## ABOUT THIS TASK
Filter the listing for lines containing "JSON".

## GIVEN DATA
※
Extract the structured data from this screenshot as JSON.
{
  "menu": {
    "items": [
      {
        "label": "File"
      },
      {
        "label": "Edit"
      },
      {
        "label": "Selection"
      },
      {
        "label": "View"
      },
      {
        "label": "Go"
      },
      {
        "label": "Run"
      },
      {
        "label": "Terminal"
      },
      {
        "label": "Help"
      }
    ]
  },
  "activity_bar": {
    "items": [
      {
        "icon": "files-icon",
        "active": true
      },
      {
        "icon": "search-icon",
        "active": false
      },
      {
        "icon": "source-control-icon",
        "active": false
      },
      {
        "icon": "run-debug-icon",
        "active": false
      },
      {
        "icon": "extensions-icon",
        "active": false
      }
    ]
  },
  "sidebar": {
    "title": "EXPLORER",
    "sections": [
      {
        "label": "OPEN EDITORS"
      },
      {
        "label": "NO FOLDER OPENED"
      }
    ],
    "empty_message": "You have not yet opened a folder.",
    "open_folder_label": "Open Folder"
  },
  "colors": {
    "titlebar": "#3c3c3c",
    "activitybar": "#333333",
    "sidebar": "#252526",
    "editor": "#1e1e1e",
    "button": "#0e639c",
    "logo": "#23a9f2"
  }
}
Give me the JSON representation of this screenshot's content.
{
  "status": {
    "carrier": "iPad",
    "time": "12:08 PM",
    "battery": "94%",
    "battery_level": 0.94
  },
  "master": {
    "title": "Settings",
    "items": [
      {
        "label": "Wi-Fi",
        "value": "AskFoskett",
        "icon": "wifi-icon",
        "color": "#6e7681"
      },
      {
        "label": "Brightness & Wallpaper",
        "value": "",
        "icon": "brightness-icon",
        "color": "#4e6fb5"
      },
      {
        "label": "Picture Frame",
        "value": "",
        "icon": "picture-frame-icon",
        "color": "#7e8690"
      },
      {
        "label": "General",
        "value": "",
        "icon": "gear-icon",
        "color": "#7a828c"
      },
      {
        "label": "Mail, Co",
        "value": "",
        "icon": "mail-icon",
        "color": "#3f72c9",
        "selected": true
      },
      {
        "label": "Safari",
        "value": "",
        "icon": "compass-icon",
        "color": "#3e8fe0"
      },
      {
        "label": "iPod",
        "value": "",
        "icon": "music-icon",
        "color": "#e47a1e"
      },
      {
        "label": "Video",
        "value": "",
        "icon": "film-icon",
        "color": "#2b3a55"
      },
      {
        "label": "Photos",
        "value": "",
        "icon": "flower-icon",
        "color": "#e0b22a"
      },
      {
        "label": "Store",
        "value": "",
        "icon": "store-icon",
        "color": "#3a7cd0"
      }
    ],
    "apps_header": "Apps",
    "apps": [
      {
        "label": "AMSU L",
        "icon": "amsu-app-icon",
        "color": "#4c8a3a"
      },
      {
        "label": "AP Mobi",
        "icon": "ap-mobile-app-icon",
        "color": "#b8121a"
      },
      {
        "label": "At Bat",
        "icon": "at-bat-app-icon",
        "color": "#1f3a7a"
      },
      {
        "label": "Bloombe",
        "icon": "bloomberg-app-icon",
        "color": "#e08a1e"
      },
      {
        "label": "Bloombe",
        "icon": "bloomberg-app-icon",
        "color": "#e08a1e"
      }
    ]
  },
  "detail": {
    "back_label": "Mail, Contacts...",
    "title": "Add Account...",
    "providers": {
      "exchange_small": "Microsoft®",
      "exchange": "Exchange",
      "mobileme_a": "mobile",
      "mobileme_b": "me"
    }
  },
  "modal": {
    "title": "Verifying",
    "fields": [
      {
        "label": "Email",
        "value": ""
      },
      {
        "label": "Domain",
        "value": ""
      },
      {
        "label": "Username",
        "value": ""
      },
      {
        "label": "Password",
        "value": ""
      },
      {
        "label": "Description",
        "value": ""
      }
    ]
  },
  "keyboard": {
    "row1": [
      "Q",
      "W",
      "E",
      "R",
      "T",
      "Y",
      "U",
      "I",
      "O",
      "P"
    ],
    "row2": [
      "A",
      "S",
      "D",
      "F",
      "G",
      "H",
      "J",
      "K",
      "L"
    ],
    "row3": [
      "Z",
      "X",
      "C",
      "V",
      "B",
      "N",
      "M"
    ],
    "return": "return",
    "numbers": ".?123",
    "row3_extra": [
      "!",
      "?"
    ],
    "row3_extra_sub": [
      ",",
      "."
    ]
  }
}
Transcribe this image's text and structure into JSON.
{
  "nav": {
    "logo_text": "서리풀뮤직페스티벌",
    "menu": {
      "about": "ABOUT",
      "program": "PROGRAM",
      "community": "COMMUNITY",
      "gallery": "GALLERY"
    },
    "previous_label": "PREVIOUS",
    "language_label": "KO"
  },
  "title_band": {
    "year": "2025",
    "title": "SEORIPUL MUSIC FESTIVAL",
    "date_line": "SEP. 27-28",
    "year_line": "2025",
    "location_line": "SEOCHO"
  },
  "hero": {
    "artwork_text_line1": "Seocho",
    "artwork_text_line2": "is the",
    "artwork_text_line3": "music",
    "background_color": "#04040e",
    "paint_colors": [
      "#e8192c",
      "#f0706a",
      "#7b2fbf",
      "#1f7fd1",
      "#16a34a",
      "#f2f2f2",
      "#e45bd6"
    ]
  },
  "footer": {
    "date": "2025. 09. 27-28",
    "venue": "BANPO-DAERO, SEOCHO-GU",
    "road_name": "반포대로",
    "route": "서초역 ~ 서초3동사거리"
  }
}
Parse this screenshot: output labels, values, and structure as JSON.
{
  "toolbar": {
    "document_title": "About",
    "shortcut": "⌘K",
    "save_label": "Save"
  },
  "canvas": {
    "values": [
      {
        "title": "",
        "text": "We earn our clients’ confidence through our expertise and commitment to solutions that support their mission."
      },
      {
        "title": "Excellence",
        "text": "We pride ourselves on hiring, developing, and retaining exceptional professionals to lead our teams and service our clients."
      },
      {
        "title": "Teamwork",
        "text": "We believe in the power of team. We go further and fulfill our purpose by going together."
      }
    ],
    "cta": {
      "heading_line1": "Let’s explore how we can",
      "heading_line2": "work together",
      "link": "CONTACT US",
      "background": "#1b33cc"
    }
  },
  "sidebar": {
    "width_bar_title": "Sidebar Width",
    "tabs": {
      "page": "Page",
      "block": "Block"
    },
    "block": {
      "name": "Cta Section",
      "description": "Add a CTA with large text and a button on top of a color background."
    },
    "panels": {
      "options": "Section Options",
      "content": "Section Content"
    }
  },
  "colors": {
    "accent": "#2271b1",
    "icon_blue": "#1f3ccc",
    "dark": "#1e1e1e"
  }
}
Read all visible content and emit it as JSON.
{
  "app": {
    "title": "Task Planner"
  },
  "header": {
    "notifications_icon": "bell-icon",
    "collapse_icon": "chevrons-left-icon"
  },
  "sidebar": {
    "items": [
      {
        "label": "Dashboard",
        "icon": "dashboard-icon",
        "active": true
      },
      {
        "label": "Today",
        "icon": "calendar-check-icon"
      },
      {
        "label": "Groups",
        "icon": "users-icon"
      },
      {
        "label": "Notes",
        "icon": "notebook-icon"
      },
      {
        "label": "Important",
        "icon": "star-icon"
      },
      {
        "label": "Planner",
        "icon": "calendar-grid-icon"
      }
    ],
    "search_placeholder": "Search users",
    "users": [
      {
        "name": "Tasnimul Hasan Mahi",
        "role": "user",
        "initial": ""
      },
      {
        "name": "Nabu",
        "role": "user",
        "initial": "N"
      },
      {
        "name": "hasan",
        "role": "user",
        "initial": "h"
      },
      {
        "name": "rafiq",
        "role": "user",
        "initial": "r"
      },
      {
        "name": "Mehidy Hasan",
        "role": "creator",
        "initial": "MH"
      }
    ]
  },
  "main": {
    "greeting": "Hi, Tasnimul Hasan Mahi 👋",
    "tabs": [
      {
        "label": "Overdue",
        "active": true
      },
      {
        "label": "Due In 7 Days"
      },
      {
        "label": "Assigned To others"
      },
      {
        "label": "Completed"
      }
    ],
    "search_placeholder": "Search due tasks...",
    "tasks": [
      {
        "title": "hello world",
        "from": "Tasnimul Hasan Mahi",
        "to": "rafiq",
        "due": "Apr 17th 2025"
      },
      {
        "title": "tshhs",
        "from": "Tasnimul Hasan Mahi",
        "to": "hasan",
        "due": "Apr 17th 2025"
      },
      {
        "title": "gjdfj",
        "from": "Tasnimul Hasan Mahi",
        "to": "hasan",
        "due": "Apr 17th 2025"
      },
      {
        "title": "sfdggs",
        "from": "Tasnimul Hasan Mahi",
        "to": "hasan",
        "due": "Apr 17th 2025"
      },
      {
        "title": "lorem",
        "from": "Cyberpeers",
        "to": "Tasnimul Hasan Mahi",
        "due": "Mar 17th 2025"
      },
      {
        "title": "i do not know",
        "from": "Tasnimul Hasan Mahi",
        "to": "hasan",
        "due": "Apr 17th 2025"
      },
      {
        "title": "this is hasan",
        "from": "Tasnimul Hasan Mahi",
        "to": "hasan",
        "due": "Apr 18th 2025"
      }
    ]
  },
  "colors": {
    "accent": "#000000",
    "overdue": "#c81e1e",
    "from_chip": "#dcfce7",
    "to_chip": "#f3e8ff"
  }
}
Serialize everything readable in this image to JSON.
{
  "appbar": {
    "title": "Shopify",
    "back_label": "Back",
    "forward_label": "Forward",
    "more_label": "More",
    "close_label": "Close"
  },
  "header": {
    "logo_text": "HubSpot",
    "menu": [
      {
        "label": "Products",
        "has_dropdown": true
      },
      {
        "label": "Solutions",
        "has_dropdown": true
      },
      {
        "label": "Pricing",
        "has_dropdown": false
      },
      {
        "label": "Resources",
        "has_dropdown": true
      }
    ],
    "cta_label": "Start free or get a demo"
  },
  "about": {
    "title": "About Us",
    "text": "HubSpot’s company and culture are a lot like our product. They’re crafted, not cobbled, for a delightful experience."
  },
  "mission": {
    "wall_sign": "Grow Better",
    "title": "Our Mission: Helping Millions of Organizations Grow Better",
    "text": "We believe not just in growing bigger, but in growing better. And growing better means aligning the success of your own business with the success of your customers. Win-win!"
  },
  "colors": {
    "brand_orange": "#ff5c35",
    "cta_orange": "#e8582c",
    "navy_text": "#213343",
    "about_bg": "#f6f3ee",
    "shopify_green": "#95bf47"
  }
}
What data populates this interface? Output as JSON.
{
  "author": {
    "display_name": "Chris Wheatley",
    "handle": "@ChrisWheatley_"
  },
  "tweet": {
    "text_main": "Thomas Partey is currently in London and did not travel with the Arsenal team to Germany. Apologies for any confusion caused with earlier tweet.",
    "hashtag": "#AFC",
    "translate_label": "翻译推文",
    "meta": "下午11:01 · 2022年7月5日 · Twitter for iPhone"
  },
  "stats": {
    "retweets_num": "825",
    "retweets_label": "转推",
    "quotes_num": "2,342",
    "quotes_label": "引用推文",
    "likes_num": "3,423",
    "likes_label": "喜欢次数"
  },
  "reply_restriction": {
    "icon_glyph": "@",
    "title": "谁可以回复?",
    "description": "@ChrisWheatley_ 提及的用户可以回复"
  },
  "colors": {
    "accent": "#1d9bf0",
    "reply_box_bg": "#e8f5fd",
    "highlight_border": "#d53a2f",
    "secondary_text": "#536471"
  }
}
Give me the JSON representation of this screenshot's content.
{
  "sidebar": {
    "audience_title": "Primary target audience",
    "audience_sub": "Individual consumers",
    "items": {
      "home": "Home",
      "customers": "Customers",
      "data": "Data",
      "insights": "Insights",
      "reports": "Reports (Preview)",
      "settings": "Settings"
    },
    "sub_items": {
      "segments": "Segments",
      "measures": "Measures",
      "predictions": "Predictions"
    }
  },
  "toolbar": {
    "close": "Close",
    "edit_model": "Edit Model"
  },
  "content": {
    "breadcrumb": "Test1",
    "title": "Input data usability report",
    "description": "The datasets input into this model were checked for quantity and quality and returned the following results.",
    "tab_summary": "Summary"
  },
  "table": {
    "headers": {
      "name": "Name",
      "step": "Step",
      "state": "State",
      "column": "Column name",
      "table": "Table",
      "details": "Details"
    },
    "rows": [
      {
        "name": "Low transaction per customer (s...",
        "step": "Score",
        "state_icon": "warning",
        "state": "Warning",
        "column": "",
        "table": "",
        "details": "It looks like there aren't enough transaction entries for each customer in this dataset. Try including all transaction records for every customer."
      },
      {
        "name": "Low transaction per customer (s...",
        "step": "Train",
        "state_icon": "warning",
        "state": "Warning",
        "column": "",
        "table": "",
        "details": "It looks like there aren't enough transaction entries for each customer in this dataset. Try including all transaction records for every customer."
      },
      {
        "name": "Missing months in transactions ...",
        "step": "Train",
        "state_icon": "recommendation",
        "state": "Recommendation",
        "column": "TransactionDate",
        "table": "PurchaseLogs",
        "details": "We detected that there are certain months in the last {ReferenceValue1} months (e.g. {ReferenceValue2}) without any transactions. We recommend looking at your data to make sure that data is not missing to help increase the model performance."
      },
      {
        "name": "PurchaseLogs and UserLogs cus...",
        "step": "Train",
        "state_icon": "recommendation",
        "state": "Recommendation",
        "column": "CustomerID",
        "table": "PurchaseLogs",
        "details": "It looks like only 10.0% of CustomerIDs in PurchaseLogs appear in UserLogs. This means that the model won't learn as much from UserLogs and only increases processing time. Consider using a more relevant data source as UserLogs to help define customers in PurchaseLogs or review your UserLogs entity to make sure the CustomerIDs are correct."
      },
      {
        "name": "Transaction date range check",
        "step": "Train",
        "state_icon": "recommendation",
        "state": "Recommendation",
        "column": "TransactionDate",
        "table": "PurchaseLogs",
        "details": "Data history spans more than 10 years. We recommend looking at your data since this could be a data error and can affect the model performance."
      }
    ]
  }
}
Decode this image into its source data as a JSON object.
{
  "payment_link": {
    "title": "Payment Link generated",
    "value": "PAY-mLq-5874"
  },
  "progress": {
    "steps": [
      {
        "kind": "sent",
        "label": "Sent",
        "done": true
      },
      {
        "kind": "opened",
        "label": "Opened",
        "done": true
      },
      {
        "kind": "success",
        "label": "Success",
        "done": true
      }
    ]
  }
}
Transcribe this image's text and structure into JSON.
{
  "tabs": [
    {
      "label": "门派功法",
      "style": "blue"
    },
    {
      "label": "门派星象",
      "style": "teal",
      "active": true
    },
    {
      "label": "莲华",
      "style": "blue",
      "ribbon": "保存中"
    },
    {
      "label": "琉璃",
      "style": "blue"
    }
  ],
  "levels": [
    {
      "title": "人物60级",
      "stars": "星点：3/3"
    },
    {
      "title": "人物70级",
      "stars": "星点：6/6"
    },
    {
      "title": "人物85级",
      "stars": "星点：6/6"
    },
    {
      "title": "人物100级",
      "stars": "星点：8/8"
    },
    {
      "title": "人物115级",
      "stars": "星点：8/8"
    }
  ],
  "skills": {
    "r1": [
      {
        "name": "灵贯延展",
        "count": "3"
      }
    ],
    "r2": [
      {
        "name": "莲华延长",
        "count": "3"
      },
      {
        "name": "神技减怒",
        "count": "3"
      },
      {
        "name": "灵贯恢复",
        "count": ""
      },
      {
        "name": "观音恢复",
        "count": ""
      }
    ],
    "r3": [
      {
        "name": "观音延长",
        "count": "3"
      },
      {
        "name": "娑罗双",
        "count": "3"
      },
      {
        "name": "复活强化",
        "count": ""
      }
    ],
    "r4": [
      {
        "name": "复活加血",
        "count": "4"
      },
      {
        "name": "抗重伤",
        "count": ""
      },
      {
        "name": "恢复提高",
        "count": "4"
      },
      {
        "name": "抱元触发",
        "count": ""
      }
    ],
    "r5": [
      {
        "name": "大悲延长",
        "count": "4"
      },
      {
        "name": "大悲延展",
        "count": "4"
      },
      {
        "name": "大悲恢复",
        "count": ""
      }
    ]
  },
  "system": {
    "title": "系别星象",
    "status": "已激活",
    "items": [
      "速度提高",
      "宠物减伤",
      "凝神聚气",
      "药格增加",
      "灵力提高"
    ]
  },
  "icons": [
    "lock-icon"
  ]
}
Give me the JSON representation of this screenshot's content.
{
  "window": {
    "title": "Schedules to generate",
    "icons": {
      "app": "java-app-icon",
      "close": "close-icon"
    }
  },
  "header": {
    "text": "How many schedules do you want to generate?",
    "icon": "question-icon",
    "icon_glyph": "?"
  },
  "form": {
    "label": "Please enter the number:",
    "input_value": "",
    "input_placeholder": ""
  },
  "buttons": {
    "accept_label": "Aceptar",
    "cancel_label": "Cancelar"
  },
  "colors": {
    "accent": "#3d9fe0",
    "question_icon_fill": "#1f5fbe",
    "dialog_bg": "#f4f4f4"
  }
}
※
## REPLY TO THE TASK
Extract the structured data from this screenshot as JSON.
Give me the JSON representation of this screenshot's content.
Transcribe this image's text and structure into JSON.
Parse this screenshot: output labels, values, and structure as JSON.
Read all visible content and emit it as JSON.
Serialize everything readable in this image to JSON.
What data populates this interface? Output as JSON.
Give me the JSON representation of this screenshot's content.
Decode this image into its source data as a JSON object.
Transcribe this image's text and structure into JSON.
Give me the JSON representation of this screenshot's content.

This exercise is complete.